I've got a better idea: Instead of ghettoizing certain disciplines, why not incorporate them more fully into the learning process? Get rid of the bottom tier of white male material, and replace it with the top tier of material from authors of different backgrounds. Then the class is not dominated by one group of people. And if students want to learn more about that particular subject, they can take another class which has the not as good works, again, from people of a variety of backgrounds.

[Sidenote: I can't decide if me equating the best work of marginalized authors with the worst work of white males is internalized racism, or just practicality at work. WDYT?]

And instead of just airing shows like Savoring Harlem in February, "in honor of black history month," show them year round. As I have said before on this blog, one of the major problems is that white people get the message that they are the center of the universe, the gold standard by which all other people should be judged. We have got to shift the focus to one that acknowledges the contributions of all of us, and not just during a certain time of the year.

So, what do you think? Feel free to leave me a comment.

Monday, February 13, 2012


Hi, people. I can't sleep. And you know what they say, "It's better to get out of bed and be productive, than stay in bed doing nothing."

And by "they," I mean me.

One of my Facebook friends posted this video on her wall. I really liked it, so I thought I'd post it here. Even though it's Monday, it's not a song. It's a spoken word piece called Duality Duel . It's not too long, and there is some NSFW language. Though, if you have the luxury of getting paid while you read blogs/watch youtube videos, I hope you consider yourself lucky. Some people work 16 hour shifts with no break putting iphones together.

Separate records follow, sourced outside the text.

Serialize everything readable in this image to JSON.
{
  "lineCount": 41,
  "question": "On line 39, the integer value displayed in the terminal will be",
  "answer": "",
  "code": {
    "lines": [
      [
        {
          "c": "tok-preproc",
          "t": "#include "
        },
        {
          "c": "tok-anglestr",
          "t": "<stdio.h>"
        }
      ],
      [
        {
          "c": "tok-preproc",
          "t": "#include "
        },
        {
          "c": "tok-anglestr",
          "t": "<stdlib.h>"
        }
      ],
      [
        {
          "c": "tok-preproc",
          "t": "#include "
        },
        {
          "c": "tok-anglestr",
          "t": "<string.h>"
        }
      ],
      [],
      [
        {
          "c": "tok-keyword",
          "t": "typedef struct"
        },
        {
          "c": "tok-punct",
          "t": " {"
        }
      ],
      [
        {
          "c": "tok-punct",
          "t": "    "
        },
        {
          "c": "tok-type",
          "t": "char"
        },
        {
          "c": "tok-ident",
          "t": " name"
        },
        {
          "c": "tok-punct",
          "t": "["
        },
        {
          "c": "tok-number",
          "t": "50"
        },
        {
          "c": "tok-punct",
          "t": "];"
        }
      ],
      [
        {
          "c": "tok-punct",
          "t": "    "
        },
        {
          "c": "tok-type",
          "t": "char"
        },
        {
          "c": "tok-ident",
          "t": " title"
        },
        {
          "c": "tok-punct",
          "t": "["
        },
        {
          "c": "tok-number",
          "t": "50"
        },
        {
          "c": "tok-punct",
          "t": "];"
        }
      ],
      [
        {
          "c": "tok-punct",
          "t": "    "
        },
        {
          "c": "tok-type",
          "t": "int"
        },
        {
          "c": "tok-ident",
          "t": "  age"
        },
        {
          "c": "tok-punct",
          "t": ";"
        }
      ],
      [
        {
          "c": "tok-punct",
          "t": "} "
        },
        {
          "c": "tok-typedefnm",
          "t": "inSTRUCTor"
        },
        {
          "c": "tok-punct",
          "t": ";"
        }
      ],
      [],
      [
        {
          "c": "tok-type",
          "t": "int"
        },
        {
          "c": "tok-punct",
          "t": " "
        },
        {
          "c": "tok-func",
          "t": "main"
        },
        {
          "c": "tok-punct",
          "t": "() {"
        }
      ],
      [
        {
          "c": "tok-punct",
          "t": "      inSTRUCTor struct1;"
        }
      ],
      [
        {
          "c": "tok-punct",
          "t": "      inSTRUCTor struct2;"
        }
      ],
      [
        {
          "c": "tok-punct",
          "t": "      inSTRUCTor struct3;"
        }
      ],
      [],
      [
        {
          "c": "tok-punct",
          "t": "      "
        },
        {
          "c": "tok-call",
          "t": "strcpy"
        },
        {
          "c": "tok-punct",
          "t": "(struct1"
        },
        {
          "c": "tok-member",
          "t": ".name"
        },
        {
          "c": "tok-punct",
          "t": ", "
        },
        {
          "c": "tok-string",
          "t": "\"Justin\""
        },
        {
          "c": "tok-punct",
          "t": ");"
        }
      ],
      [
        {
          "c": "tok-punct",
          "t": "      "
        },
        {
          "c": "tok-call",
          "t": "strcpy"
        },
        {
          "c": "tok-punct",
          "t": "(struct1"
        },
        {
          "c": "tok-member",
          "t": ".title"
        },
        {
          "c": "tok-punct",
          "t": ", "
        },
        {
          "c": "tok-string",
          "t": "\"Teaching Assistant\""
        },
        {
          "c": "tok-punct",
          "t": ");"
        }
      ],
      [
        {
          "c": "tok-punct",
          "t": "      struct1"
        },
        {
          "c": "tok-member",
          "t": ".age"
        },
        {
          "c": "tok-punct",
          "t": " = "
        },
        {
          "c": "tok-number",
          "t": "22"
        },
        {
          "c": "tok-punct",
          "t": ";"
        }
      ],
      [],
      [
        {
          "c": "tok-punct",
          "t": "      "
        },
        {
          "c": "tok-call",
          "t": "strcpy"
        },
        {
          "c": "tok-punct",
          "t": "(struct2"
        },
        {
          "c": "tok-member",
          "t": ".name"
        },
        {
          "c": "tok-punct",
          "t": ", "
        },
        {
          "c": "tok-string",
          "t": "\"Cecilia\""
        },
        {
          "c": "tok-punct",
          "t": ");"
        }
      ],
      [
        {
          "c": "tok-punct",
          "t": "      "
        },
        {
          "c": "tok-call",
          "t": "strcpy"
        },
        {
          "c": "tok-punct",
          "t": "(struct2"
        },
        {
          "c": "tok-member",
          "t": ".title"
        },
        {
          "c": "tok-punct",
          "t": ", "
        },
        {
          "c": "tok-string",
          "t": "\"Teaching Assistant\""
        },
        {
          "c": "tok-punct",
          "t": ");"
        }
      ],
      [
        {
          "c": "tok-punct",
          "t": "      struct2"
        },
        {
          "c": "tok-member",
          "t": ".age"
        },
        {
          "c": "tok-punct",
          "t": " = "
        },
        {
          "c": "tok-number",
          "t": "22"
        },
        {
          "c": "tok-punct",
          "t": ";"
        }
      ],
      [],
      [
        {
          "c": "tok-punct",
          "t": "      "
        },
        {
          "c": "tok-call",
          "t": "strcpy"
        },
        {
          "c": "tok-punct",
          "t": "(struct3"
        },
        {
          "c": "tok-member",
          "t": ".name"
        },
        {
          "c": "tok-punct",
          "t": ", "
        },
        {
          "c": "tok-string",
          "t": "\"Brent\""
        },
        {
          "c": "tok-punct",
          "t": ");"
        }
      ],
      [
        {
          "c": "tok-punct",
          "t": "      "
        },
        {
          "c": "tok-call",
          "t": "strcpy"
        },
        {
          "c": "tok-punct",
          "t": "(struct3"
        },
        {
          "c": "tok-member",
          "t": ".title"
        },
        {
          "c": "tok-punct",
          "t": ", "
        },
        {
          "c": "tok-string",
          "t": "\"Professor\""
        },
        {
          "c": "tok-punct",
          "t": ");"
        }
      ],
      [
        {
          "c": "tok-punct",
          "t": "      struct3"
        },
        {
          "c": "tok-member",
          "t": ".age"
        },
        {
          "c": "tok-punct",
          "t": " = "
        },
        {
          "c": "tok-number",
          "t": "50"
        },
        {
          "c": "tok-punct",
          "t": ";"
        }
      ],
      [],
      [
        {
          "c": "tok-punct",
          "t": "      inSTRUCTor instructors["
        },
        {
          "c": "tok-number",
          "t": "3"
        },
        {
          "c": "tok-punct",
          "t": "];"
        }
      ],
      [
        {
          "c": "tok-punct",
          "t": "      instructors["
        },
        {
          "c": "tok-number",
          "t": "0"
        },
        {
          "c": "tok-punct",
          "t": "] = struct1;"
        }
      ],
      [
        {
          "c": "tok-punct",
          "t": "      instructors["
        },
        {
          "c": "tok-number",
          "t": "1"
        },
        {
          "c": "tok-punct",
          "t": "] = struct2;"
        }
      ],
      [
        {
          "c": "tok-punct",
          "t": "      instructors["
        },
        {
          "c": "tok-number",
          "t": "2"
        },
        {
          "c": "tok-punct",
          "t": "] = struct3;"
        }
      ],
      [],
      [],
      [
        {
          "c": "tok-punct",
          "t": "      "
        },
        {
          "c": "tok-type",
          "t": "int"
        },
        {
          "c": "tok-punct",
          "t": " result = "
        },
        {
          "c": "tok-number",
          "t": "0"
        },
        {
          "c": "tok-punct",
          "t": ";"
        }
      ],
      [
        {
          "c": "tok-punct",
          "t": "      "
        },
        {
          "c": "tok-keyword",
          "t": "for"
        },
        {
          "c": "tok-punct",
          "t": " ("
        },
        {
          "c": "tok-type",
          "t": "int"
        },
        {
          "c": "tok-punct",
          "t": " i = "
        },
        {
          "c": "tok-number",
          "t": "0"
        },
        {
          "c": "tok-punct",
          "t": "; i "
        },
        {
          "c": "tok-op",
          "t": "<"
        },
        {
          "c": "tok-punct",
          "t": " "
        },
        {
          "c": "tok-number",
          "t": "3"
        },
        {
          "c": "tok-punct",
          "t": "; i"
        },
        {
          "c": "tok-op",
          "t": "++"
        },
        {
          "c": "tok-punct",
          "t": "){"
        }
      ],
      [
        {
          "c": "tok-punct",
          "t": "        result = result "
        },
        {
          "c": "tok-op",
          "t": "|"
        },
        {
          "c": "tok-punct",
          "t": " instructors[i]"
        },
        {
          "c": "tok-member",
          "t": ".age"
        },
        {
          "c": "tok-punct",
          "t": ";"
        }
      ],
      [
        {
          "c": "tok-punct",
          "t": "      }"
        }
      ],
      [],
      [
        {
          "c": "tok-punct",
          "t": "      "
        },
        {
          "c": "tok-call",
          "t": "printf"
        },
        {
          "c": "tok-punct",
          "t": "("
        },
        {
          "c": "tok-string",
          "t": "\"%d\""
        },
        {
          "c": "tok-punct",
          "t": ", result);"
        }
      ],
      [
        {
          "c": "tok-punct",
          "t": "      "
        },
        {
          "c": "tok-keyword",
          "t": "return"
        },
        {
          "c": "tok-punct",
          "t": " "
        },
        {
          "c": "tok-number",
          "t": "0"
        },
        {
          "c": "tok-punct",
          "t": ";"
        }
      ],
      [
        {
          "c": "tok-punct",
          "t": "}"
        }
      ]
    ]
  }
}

I like this piece for a number of reasons. I think the biggest one is that it has the message that we need to get in touch with all sides of ourselves in order to help others. When we go through the world presenting a perfect picture of what our lives are like, it only serves to separate and isolate us.

But the reality is that none of us have pretty little lives. There is a lot of suffering in the world, and we have all experienced it in one way or another. One way that we can help to heal our own suffering is to share it. We can also reach out to help others, despite our own suffering. These things will help us all to heal.

One of my favorite psychotherapists is Carl Rogers. He has a quote that says, "What is most personal, is most universal."

This piece is a good example of that sentiment. I hope that both the quote and the poem inspire you to be true to yourself and to connect with others, because we need a lot more of both of these things happening in the world.

Happy Monday (: